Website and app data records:
+ + + + +

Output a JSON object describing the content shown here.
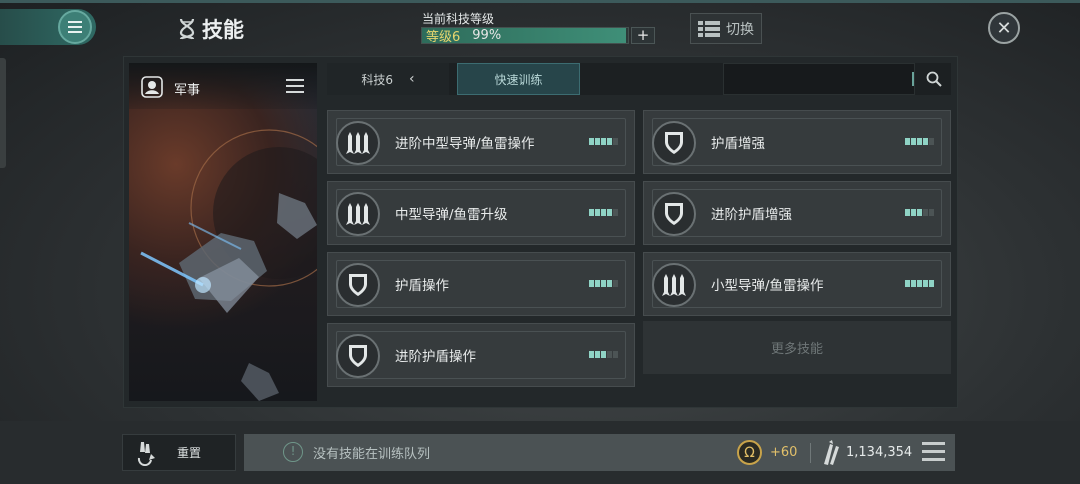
{
  "header": {
    "title": "技能",
    "title_icon": "dna-icon",
    "level_label": "当前科技等级",
    "level_badge": "等级6",
    "level_percent": "99%",
    "level_progress": 0.99,
    "plus_label": "+",
    "switch_label": "切换",
    "switch_icon": "grid-list-icon",
    "close_icon": "close-icon"
  },
  "category": {
    "name": "军事",
    "icon": "military-badge-icon"
  },
  "tabs": {
    "tech_label": "科技6",
    "back_icon": "chevron-left-icon",
    "quick_train_label": "快速训练"
  },
  "search": {
    "placeholder": "",
    "icon": "search-icon"
  },
  "skills": [
    {
      "name": "进阶中型导弹/鱼雷操作",
      "icon": "missile-icon",
      "level": 4,
      "max": 5
    },
    {
      "name": "护盾增强",
      "icon": "shield-icon",
      "level": 4,
      "max": 5
    },
    {
      "name": "中型导弹/鱼雷升级",
      "icon": "missile-icon",
      "level": 4,
      "max": 5
    },
    {
      "name": "进阶护盾增强",
      "icon": "shield-icon",
      "level": 3,
      "max": 5
    },
    {
      "name": "护盾操作",
      "icon": "shield-icon",
      "level": 4,
      "max": 5
    },
    {
      "name": "小型导弹/鱼雷操作",
      "icon": "missile-icon",
      "level": 5,
      "max": 5
    },
    {
      "name": "进阶护盾操作",
      "icon": "shield-icon",
      "level": 3,
      "max": 5
    }
  ],
  "more_skills_label": "更多技能",
  "bottom": {
    "reset_label": "重置",
    "reset_icon": "reset-missile-icon",
    "queue_info_icon": "info-icon",
    "queue_text": "没有技能在训练队列",
    "omega_symbol": "Ω",
    "omega_value": "+60",
    "skillpoints": "1,134,354",
    "skillpoints_icon": "skillpoint-missile-icon",
    "queue_menu_icon": "menu-icon"
  },
  "colors": {
    "accent": "#3f8f78",
    "level_on": "#8fd3c5",
    "level_off": "#4c5455",
    "level_badge": "#e6d56e",
    "omega": "#e2bf66"
  }
}
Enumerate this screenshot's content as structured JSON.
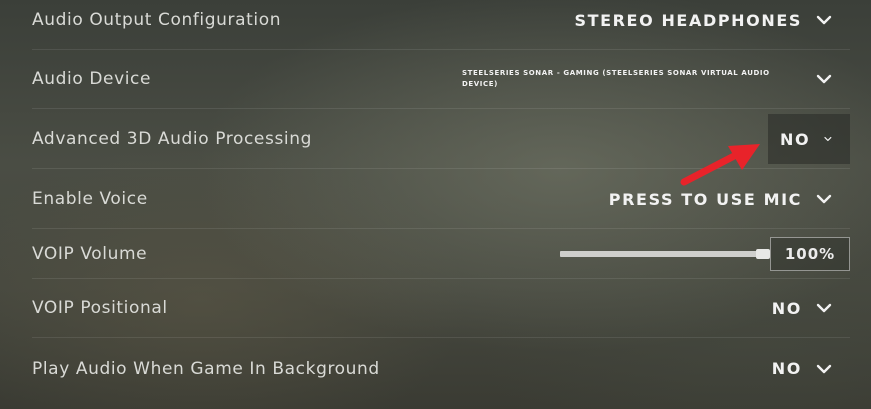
{
  "settings": [
    {
      "label": "Audio Output Configuration",
      "value": "STEREO HEADPHONES",
      "icon": "chevron-down-icon"
    },
    {
      "label": "Audio Device",
      "value": "STEELSERIES SONAR - GAMING (STEELSERIES SONAR VIRTUAL AUDIO DEVICE)",
      "icon": "chevron-down-icon"
    },
    {
      "label": "Advanced 3D Audio Processing",
      "value": "NO",
      "icon": "chevron-down-icon"
    },
    {
      "label": "Enable Voice",
      "value": "PRESS TO USE MIC",
      "icon": "chevron-down-icon"
    },
    {
      "label": "VOIP Volume",
      "value": "100%",
      "slider_percent": 100
    },
    {
      "label": "VOIP Positional",
      "value": "NO",
      "icon": "chevron-down-icon"
    },
    {
      "label": "Play Audio When Game In Background",
      "value": "NO",
      "icon": "chevron-down-icon"
    }
  ],
  "colors": {
    "annotation_arrow": "#e8232a",
    "text": "#d9dad6",
    "value_text": "#f2f2f2"
  }
}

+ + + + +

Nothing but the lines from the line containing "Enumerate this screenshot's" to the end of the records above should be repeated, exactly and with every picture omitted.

Enumerate this screenshot's content as structured JSON.
{
  "settings": [
    {
      "label": "Audio Output Configuration",
      "value": "STEREO HEADPHONES",
      "icon": "chevron-down-icon"
    },
    {
      "label": "Audio Device",
      "value": "STEELSERIES SONAR - GAMING (STEELSERIES SONAR VIRTUAL AUDIO DEVICE)",
      "icon": "chevron-down-icon"
    },
    {
      "label": "Advanced 3D Audio Processing",
      "value": "NO",
      "icon": "chevron-down-icon"
    },
    {
      "label": "Enable Voice",
      "value": "PRESS TO USE MIC",
      "icon": "chevron-down-icon"
    },
    {
      "label": "VOIP Volume",
      "value": "100%",
      "slider_percent": 100
    },
    {
      "label": "VOIP Positional",
      "value": "NO",
      "icon": "chevron-down-icon"
    },
    {
      "label": "Play Audio When Game In Background",
      "value": "NO",
      "icon": "chevron-down-icon"
    }
  ],
  "colors": {
    "annotation_arrow": "#e8232a",
    "text": "#d9dad6",
    "value_text": "#f2f2f2"
  }
}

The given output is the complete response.